For instance, if you're looking to volunteer abroad, how can you make sure you're doing more good than harm by being there?

Anu Taranath: How many stories have I heard about Western volunteers knowing so little about the communities that they’re entering? Or of local people feeling they can’t speak up because of the dollars coming in? It’s important to remember that the global privileges we travel with don’t get erased just because we pick up a shovel.

Another thing to consider — once you're there, should you donate food or money to the locals you encounter?

AT: Wanting to spontaneously donate suggests noticing that things look different than they do at home, or that you are in a position of privilege. This happens in the U.S., too. But we are culturally encouraged to not see inequality at home, so when we go abroad and see it, it can be shocking.

If you have more than others, my sense is that you need to be sharing what you have, whether that means giving to an organization in Kenya or researching places at home that you can align with.

But it’s important to reflect on the hard questions ahead of time: What does it mean for me to lead an intentional life, knowing that I have more? How do I want to use what I have?
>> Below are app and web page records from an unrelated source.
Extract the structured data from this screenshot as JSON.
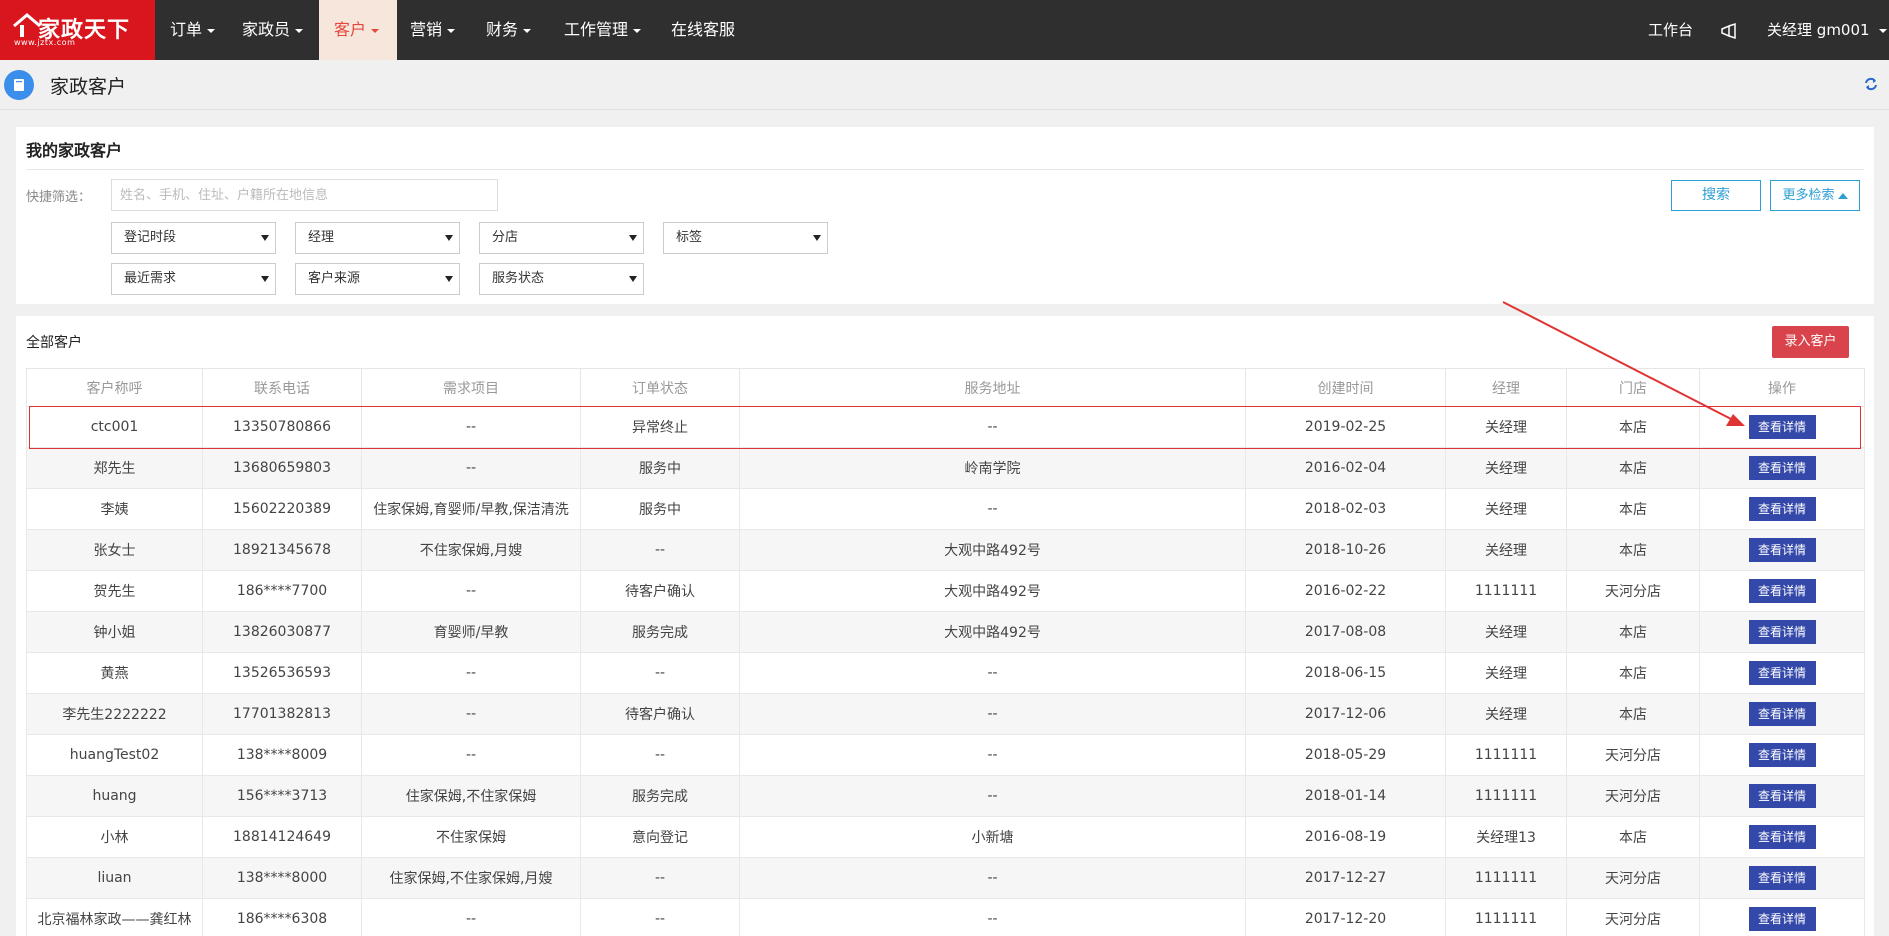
{
  "nav": {
    "logo_text": "家政天下",
    "logo_url": "www.jztx.com",
    "items": [
      {
        "label": "订单",
        "dropdown": true
      },
      {
        "label": "家政员",
        "dropdown": true
      },
      {
        "label": "客户",
        "dropdown": true,
        "active": true
      },
      {
        "label": "营销",
        "dropdown": true
      },
      {
        "label": "财务",
        "dropdown": true
      },
      {
        "label": "工作管理",
        "dropdown": true
      },
      {
        "label": "在线客服",
        "dropdown": false
      }
    ],
    "workbench": "工作台",
    "user": "关经理",
    "user_id": "gm001"
  },
  "page": {
    "title": "家政客户"
  },
  "filter": {
    "title": "我的家政客户",
    "quick_label": "快捷筛选：",
    "quick_placeholder": "姓名、手机、住址、户籍所在地信息",
    "search_label": "搜索",
    "more_label": "更多检索",
    "selects_row1": [
      "登记时段",
      "经理",
      "分店",
      "标签"
    ],
    "selects_row2": [
      "最近需求",
      "客户来源",
      "服务状态"
    ]
  },
  "table_panel": {
    "title": "全部客户",
    "add_label": "录入客户",
    "detail_label": "查看详情",
    "columns": [
      "客户称呼",
      "联系电话",
      "需求项目",
      "订单状态",
      "服务地址",
      "创建时间",
      "经理",
      "门店",
      "操作"
    ],
    "rows": [
      [
        "ctc001",
        "13350780866",
        "--",
        "异常终止",
        "--",
        "2019-02-25",
        "关经理",
        "本店"
      ],
      [
        "郑先生",
        "13680659803",
        "--",
        "服务中",
        "岭南学院",
        "2016-02-04",
        "关经理",
        "本店"
      ],
      [
        "李姨",
        "15602220389",
        "住家保姆,育婴师/早教,保洁清洗",
        "服务中",
        "--",
        "2018-02-03",
        "关经理",
        "本店"
      ],
      [
        "张女士",
        "18921345678",
        "不住家保姆,月嫂",
        "--",
        "大观中路492号",
        "2018-10-26",
        "关经理",
        "本店"
      ],
      [
        "贺先生",
        "186****7700",
        "--",
        "待客户确认",
        "大观中路492号",
        "2016-02-22",
        "1111111",
        "天河分店"
      ],
      [
        "钟小姐",
        "13826030877",
        "育婴师/早教",
        "服务完成",
        "大观中路492号",
        "2017-08-08",
        "关经理",
        "本店"
      ],
      [
        "黄燕",
        "13526536593",
        "--",
        "--",
        "--",
        "2018-06-15",
        "关经理",
        "本店"
      ],
      [
        "李先生2222222",
        "17701382813",
        "--",
        "待客户确认",
        "--",
        "2017-12-06",
        "关经理",
        "本店"
      ],
      [
        "huangTest02",
        "138****8009",
        "--",
        "--",
        "--",
        "2018-05-29",
        "1111111",
        "天河分店"
      ],
      [
        "huang",
        "156****3713",
        "住家保姆,不住家保姆",
        "服务完成",
        "--",
        "2018-01-14",
        "1111111",
        "天河分店"
      ],
      [
        "小林",
        "18814124649",
        "不住家保姆",
        "意向登记",
        "小新塘",
        "2016-08-19",
        "关经理13",
        "本店"
      ],
      [
        "liuan",
        "138****8000",
        "住家保姆,不住家保姆,月嫂",
        "--",
        "--",
        "2017-12-27",
        "1111111",
        "天河分店"
      ],
      [
        "北京福林家政——龚红林",
        "186****6308",
        "--",
        "--",
        "--",
        "2017-12-20",
        "1111111",
        "天河分店"
      ]
    ]
  },
  "colors": {
    "nav_bg": "#2f2f2f",
    "brand_red": "#d9161d",
    "active_tab_bg": "#f7e6dc",
    "detail_btn": "#3348a8",
    "add_btn": "#d9434b",
    "outline_blue": "#2e9ed6",
    "annotation_red": "#e03333"
  }
}
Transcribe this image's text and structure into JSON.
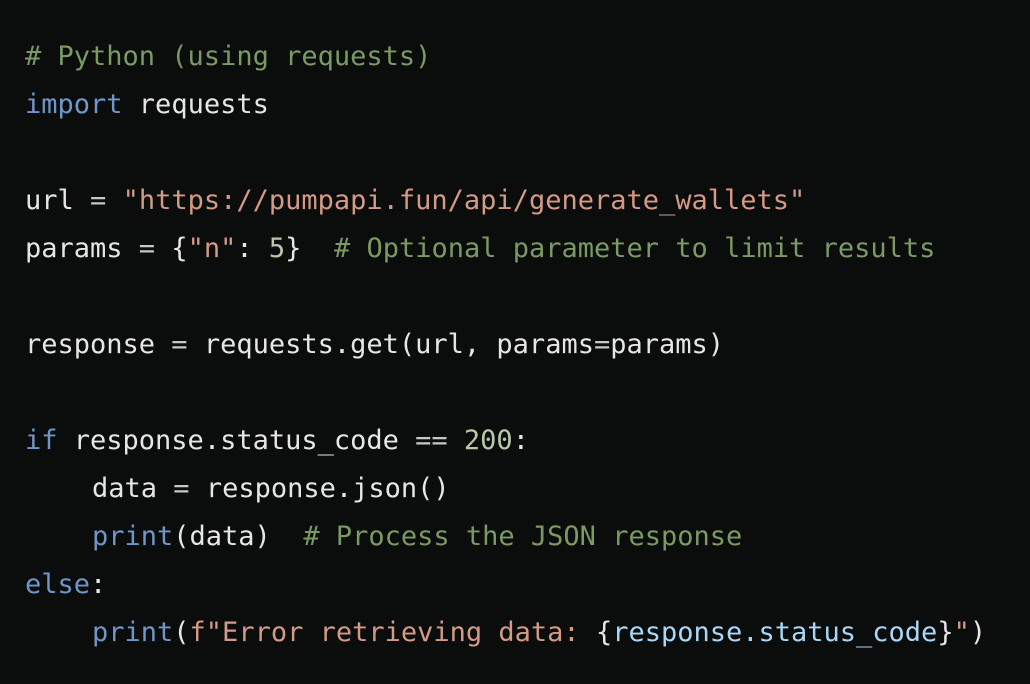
{
  "code": {
    "line1": {
      "comment": "# Python (using requests)"
    },
    "line2": {
      "keyword": "import",
      "module": " requests"
    },
    "line4": {
      "var": "url",
      "op": " = ",
      "string": "\"https://pumpapi.fun/api/generate_wallets\""
    },
    "line5": {
      "var": "params",
      "op": " = ",
      "brace_open": "{",
      "key": "\"n\"",
      "colon": ": ",
      "number": "5",
      "brace_close": "}",
      "spacer": "  ",
      "comment": "# Optional parameter to limit results"
    },
    "line7": {
      "var": "response",
      "op": " = ",
      "call": "requests.get(url, params",
      "eq": "=",
      "rest": "params)"
    },
    "line9": {
      "keyword": "if",
      "cond": " response.status_code ",
      "op": "==",
      "sp": " ",
      "number": "200",
      "colon": ":"
    },
    "line10": {
      "var": "data",
      "op": " = ",
      "call": "response.json()"
    },
    "line11": {
      "builtin": "print",
      "args": "(data)",
      "spacer": "  ",
      "comment": "# Process the JSON response"
    },
    "line12": {
      "keyword": "else",
      "colon": ":"
    },
    "line13": {
      "builtin": "print",
      "paren_open": "(",
      "fstring_start": "f\"Error retrieving data: ",
      "interp_open": "{",
      "interp": "response.status_code",
      "interp_close": "}",
      "fstring_end": "\"",
      "paren_close": ")"
    }
  },
  "colors": {
    "background": "#0b0c0c",
    "comment": "#7a9a63",
    "keyword": "#6f96c9",
    "string": "#d49a86",
    "number": "#b7c9a8",
    "text": "#e6e6e6"
  }
}
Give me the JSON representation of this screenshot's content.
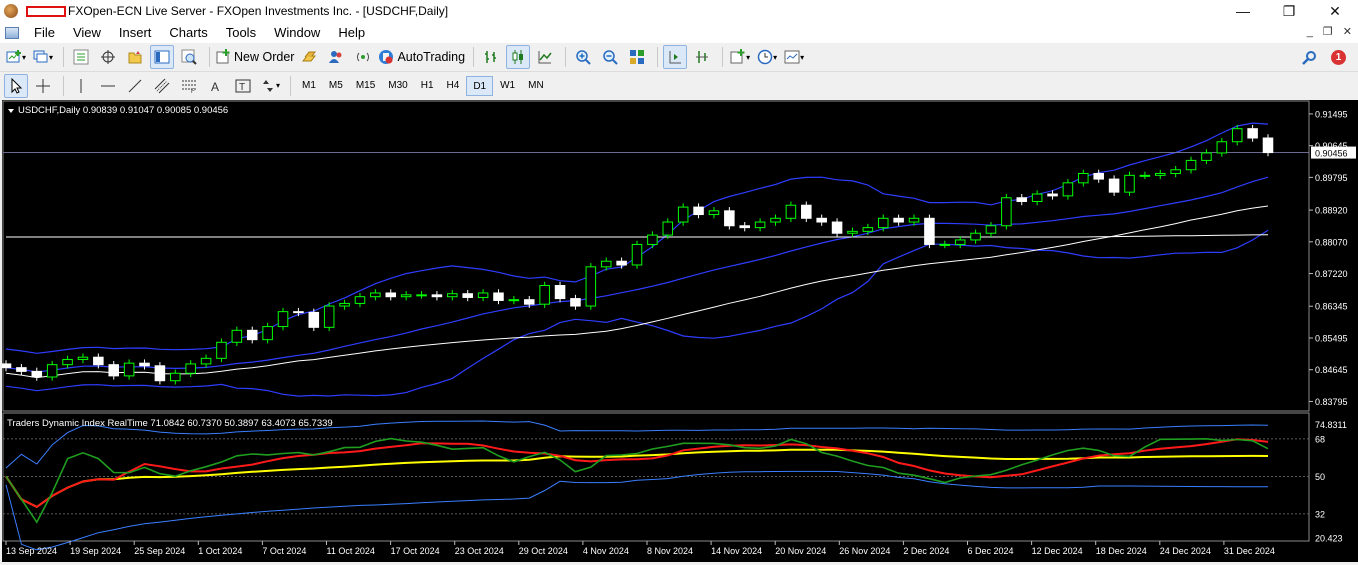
{
  "window": {
    "title": "FXOpen-ECN Live Server - FXOpen Investments Inc. - [USDCHF,Daily]",
    "controls": [
      "—",
      "❐",
      "✕"
    ]
  },
  "menu": {
    "items": [
      "File",
      "View",
      "Insert",
      "Charts",
      "Tools",
      "Window",
      "Help"
    ],
    "mdi_controls": [
      "_",
      "❐",
      "✕"
    ]
  },
  "toolbar": {
    "new_order": "New Order",
    "autotrading": "AutoTrading",
    "notification_count": "1"
  },
  "timeframes": {
    "items": [
      "M1",
      "M5",
      "M15",
      "M30",
      "H1",
      "H4",
      "D1",
      "W1",
      "MN"
    ],
    "active": "D1"
  },
  "chart": {
    "header": "USDCHF,Daily  0.90839 0.91047 0.90085 0.90456",
    "current_price_label": "0.90456",
    "price_axis": [
      "0.91495",
      "0.90645",
      "0.89795",
      "0.88920",
      "0.88070",
      "0.87220",
      "0.86345",
      "0.85495",
      "0.84645",
      "0.83795"
    ],
    "indicator_header": "Traders Dynamic Index RealTime 71.0842 60.7370 50.3897 63.4073 65.7339",
    "indicator_axis": [
      "74.8311",
      "68",
      "50",
      "32",
      "20.423"
    ],
    "date_axis": [
      "13 Sep 2024",
      "19 Sep 2024",
      "25 Sep 2024",
      "1 Oct 2024",
      "7 Oct 2024",
      "11 Oct 2024",
      "17 Oct 2024",
      "23 Oct 2024",
      "29 Oct 2024",
      "4 Nov 2024",
      "8 Nov 2024",
      "14 Nov 2024",
      "20 Nov 2024",
      "26 Nov 2024",
      "2 Dec 2024",
      "6 Dec 2024",
      "12 Dec 2024",
      "18 Dec 2024",
      "24 Dec 2024",
      "31 Dec 2024"
    ],
    "colors": {
      "background": "#000000",
      "bull_candle": "#00ff00",
      "bear_candle": "#ffffff",
      "bollinger": "#2f3dff",
      "ma_white": "#ffffff",
      "tdi_green": "#1f9e1f",
      "tdi_red": "#ff1a1a",
      "tdi_yellow": "#ffff00",
      "tdi_band": "#3a7fff"
    }
  },
  "chart_data": {
    "type": "candlestick",
    "symbol": "USDCHF",
    "timeframe": "Daily",
    "ylim": [
      0.837,
      0.916
    ],
    "closes": [
      0.847,
      0.846,
      0.8445,
      0.8478,
      0.8492,
      0.8498,
      0.8478,
      0.8448,
      0.8482,
      0.8475,
      0.8435,
      0.8455,
      0.848,
      0.8495,
      0.8538,
      0.857,
      0.8545,
      0.858,
      0.862,
      0.8618,
      0.8578,
      0.8635,
      0.8642,
      0.866,
      0.867,
      0.866,
      0.8665,
      0.8665,
      0.866,
      0.8668,
      0.8658,
      0.867,
      0.865,
      0.8652,
      0.864,
      0.869,
      0.8655,
      0.8635,
      0.874,
      0.8755,
      0.8745,
      0.88,
      0.8825,
      0.886,
      0.89,
      0.888,
      0.889,
      0.885,
      0.8845,
      0.886,
      0.887,
      0.8905,
      0.887,
      0.886,
      0.883,
      0.8835,
      0.8845,
      0.887,
      0.886,
      0.887,
      0.88,
      0.88,
      0.8812,
      0.883,
      0.885,
      0.8925,
      0.8915,
      0.8935,
      0.893,
      0.8965,
      0.899,
      0.8975,
      0.894,
      0.8985,
      0.8985,
      0.899,
      0.9,
      0.9025,
      0.9045,
      0.9075,
      0.911,
      0.9085,
      0.9046
    ]
  }
}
Then giving or not giving in the moment isn’t a quick, transactional thing, but part of a larger ethos of how we live.

Our actions will not erase inequality, but intentional giving—whether it’s a portion of your salary or the gift of your time—matters immensely.

To hear from Taranath and the other experts weighing in on the ethical dilemmas faced by travelers, read the full piece in AFAR Magazine.

This piece is part of an hour-long episode of "To The Best Of Our Knowledge" on how to be an ethical traveler, produced in partnership with AFAR Magazine.